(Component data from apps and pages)
· · · · · · ·

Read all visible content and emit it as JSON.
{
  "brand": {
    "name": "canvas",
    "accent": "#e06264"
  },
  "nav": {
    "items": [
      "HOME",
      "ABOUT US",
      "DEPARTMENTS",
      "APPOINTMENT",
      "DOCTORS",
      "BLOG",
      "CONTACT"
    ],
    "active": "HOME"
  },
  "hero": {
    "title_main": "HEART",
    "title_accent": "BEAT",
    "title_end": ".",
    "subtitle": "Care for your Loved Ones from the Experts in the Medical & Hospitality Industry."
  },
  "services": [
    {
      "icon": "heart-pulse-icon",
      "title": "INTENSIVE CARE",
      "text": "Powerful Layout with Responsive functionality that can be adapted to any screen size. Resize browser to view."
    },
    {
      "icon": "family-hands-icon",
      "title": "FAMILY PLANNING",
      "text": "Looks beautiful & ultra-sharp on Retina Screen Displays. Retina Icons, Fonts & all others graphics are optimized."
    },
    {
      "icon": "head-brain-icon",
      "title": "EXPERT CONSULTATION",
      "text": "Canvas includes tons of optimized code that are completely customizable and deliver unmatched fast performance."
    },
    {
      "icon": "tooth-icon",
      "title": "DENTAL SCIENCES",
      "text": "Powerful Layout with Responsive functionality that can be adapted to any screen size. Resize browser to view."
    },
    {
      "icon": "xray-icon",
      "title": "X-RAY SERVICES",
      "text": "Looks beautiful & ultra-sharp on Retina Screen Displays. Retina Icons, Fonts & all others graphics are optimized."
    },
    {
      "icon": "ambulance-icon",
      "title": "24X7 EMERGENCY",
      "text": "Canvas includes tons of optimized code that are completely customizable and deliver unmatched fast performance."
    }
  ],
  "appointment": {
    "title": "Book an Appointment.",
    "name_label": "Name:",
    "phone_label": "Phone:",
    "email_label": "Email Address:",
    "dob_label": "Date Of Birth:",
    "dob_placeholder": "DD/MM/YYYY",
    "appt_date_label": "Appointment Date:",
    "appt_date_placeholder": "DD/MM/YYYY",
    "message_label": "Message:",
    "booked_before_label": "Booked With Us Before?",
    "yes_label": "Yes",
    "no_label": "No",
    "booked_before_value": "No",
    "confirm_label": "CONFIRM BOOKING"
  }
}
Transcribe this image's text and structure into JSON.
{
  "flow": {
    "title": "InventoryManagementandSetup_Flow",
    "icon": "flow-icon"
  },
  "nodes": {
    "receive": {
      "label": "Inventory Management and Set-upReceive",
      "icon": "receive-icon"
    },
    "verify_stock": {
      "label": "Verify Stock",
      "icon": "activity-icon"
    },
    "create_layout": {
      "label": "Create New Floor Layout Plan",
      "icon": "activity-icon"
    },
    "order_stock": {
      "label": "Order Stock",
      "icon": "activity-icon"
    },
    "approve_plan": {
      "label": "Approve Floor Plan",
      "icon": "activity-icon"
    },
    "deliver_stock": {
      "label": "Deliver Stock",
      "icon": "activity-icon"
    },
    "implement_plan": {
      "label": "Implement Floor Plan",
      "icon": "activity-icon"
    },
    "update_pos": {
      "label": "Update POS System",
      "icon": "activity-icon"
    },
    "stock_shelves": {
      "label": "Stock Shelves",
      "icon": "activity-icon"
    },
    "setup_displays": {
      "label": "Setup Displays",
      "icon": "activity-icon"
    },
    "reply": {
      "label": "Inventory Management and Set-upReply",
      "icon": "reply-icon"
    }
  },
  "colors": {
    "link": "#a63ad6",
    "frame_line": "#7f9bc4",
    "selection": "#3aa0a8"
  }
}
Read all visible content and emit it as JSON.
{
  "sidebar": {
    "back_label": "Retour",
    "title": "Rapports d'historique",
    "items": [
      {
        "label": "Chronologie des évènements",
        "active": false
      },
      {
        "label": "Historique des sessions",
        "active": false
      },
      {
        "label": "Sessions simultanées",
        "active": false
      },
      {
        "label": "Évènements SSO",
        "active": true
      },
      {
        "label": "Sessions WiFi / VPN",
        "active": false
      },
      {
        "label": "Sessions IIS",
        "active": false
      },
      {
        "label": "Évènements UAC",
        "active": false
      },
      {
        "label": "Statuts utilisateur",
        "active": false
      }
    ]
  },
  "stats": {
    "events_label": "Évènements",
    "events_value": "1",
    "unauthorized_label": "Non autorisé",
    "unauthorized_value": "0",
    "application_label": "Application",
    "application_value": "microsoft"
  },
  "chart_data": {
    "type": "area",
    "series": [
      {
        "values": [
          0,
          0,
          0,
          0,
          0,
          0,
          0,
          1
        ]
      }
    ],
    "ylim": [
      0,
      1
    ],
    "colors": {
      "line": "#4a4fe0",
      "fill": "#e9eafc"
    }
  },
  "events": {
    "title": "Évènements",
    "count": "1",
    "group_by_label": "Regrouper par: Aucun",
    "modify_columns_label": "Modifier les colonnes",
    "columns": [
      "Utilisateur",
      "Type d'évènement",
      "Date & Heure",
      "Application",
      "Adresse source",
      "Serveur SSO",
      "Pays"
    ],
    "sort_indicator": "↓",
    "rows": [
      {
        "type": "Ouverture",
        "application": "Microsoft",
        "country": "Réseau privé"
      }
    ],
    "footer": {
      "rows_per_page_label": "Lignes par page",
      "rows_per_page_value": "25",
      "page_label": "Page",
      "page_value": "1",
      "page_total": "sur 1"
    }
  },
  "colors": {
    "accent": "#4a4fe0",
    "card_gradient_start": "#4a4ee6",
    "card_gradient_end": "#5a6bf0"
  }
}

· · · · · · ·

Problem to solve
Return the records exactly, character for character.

Your response
Read all visible content and emit it as JSON.
{
  "brand": {
    "name": "canvas",
    "accent": "#e06264"
  },
  "nav": {
    "items": [
      "HOME",
      "ABOUT US",
      "DEPARTMENTS",
      "APPOINTMENT",
      "DOCTORS",
      "BLOG",
      "CONTACT"
    ],
    "active": "HOME"
  },
  "hero": {
    "title_main": "HEART",
    "title_accent": "BEAT",
    "title_end": ".",
    "subtitle": "Care for your Loved Ones from the Experts in the Medical & Hospitality Industry."
  },
  "services": [
    {
      "icon": "heart-pulse-icon",
      "title": "INTENSIVE CARE",
      "text": "Powerful Layout with Responsive functionality that can be adapted to any screen size. Resize browser to view."
    },
    {
      "icon": "family-hands-icon",
      "title": "FAMILY PLANNING",
      "text": "Looks beautiful & ultra-sharp on Retina Screen Displays. Retina Icons, Fonts & all others graphics are optimized."
    },
    {
      "icon": "head-brain-icon",
      "title": "EXPERT CONSULTATION",
      "text": "Canvas includes tons of optimized code that are completely customizable and deliver unmatched fast performance."
    },
    {
      "icon": "tooth-icon",
      "title": "DENTAL SCIENCES",
      "text": "Powerful Layout with Responsive functionality that can be adapted to any screen size. Resize browser to view."
    },
    {
      "icon": "xray-icon",
      "title": "X-RAY SERVICES",
      "text": "Looks beautiful & ultra-sharp on Retina Screen Displays. Retina Icons, Fonts & all others graphics are optimized."
    },
    {
      "icon": "ambulance-icon",
      "title": "24X7 EMERGENCY",
      "text": "Canvas includes tons of optimized code that are completely customizable and deliver unmatched fast performance."
    }
  ],
  "appointment": {
    "title": "Book an Appointment.",
    "name_label": "Name:",
    "phone_label": "Phone:",
    "email_label": "Email Address:",
    "dob_label": "Date Of Birth:",
    "dob_placeholder": "DD/MM/YYYY",
    "appt_date_label": "Appointment Date:",
    "appt_date_placeholder": "DD/MM/YYYY",
    "message_label": "Message:",
    "booked_before_label": "Booked With Us Before?",
    "yes_label": "Yes",
    "no_label": "No",
    "booked_before_value": "No",
    "confirm_label": "CONFIRM BOOKING"
  }
}
Transcribe this image's text and structure into JSON.
{
  "flow": {
    "title": "InventoryManagementandSetup_Flow",
    "icon": "flow-icon"
  },
  "nodes": {
    "receive": {
      "label": "Inventory Management and Set-upReceive",
      "icon": "receive-icon"
    },
    "verify_stock": {
      "label": "Verify Stock",
      "icon": "activity-icon"
    },
    "create_layout": {
      "label": "Create New Floor Layout Plan",
      "icon": "activity-icon"
    },
    "order_stock": {
      "label": "Order Stock",
      "icon": "activity-icon"
    },
    "approve_plan": {
      "label": "Approve Floor Plan",
      "icon": "activity-icon"
    },
    "deliver_stock": {
      "label": "Deliver Stock",
      "icon": "activity-icon"
    },
    "implement_plan": {
      "label": "Implement Floor Plan",
      "icon": "activity-icon"
    },
    "update_pos": {
      "label": "Update POS System",
      "icon": "activity-icon"
    },
    "stock_shelves": {
      "label": "Stock Shelves",
      "icon": "activity-icon"
    },
    "setup_displays": {
      "label": "Setup Displays",
      "icon": "activity-icon"
    },
    "reply": {
      "label": "Inventory Management and Set-upReply",
      "icon": "reply-icon"
    }
  },
  "colors": {
    "link": "#a63ad6",
    "frame_line": "#7f9bc4",
    "selection": "#3aa0a8"
  }
}
Read all visible content and emit it as JSON.
{
  "sidebar": {
    "back_label": "Retour",
    "title": "Rapports d'historique",
    "items": [
      {
        "label": "Chronologie des évènements",
        "active": false
      },
      {
        "label": "Historique des sessions",
        "active": false
      },
      {
        "label": "Sessions simultanées",
        "active": false
      },
      {
        "label": "Évènements SSO",
        "active": true
      },
      {
        "label": "Sessions WiFi / VPN",
        "active": false
      },
      {
        "label": "Sessions IIS",
        "active": false
      },
      {
        "label": "Évènements UAC",
        "active": false
      },
      {
        "label": "Statuts utilisateur",
        "active": false
      }
    ]
  },
  "stats": {
    "events_label": "Évènements",
    "events_value": "1",
    "unauthorized_label": "Non autorisé",
    "unauthorized_value": "0",
    "application_label": "Application",
    "application_value": "microsoft"
  },
  "chart_data": {
    "type": "area",
    "series": [
      {
        "values": [
          0,
          0,
          0,
          0,
          0,
          0,
          0,
          1
        ]
      }
    ],
    "ylim": [
      0,
      1
    ],
    "colors": {
      "line": "#4a4fe0",
      "fill": "#e9eafc"
    }
  },
  "events": {
    "title": "Évènements",
    "count": "1",
    "group_by_label": "Regrouper par: Aucun",
    "modify_columns_label": "Modifier les colonnes",
    "columns": [
      "Utilisateur",
      "Type d'évènement",
      "Date & Heure",
      "Application",
      "Adresse source",
      "Serveur SSO",
      "Pays"
    ],
    "sort_indicator": "↓",
    "rows": [
      {
        "type": "Ouverture",
        "application": "Microsoft",
        "country": "Réseau privé"
      }
    ],
    "footer": {
      "rows_per_page_label": "Lignes par page",
      "rows_per_page_value": "25",
      "page_label": "Page",
      "page_value": "1",
      "page_total": "sur 1"
    }
  },
  "colors": {
    "accent": "#4a4fe0",
    "card_gradient_start": "#4a4ee6",
    "card_gradient_end": "#5a6bf0"
  }
}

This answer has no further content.